■ **WORK TO BE COMPLETED**
Some lines of these records may hold the word "JSON"; state how many, using only the number.

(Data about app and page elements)

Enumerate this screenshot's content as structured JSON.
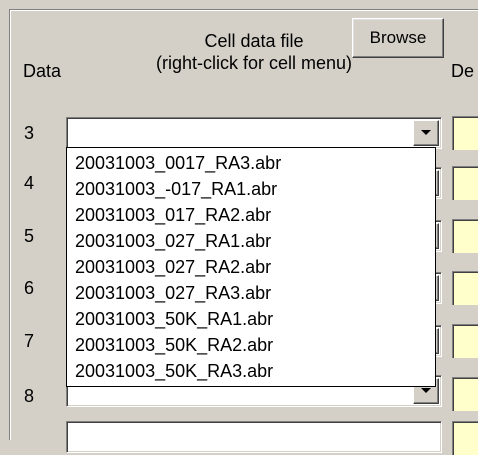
{
  "header": {
    "data_label": "Data",
    "cell_file_line1": "Cell data file",
    "cell_file_line2": "(right-click for cell menu)",
    "browse_label": "Browse",
    "desc_label_partial": "De"
  },
  "rows": [
    {
      "number": "3",
      "value": ""
    },
    {
      "number": "4",
      "value": ""
    },
    {
      "number": "5",
      "value": ""
    },
    {
      "number": "6",
      "value": ""
    },
    {
      "number": "7",
      "value": ""
    },
    {
      "number": "8",
      "value": ""
    }
  ],
  "dropdown": {
    "options": [
      "20031003_0017_RA3.abr",
      "20031003_-017_RA1.abr",
      "20031003_017_RA2.abr",
      "20031003_027_RA1.abr",
      "20031003_027_RA2.abr",
      "20031003_027_RA3.abr",
      "20031003_50K_RA1.abr",
      "20031003_50K_RA2.abr",
      "20031003_50K_RA3.abr"
    ]
  },
  "colors": {
    "face": "#d4d0c8",
    "desc_cell": "#ffffcc",
    "field": "#ffffff"
  },
  "icons": {
    "combo_button": "chevron-down-icon"
  }
}
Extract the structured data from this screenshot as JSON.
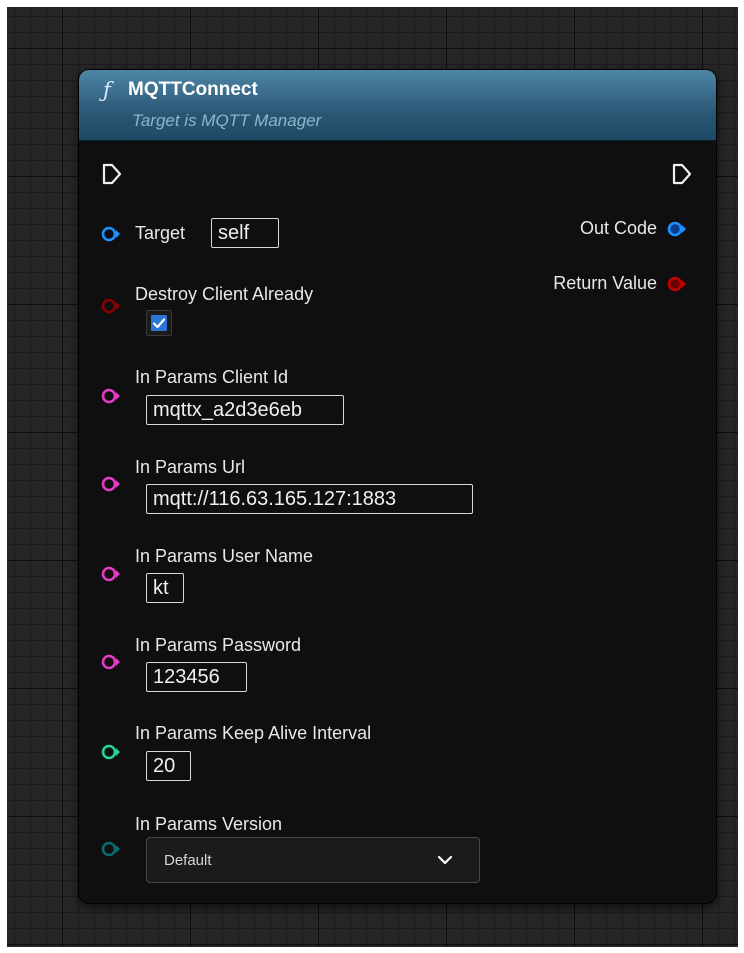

■ **THE ANSWER**
2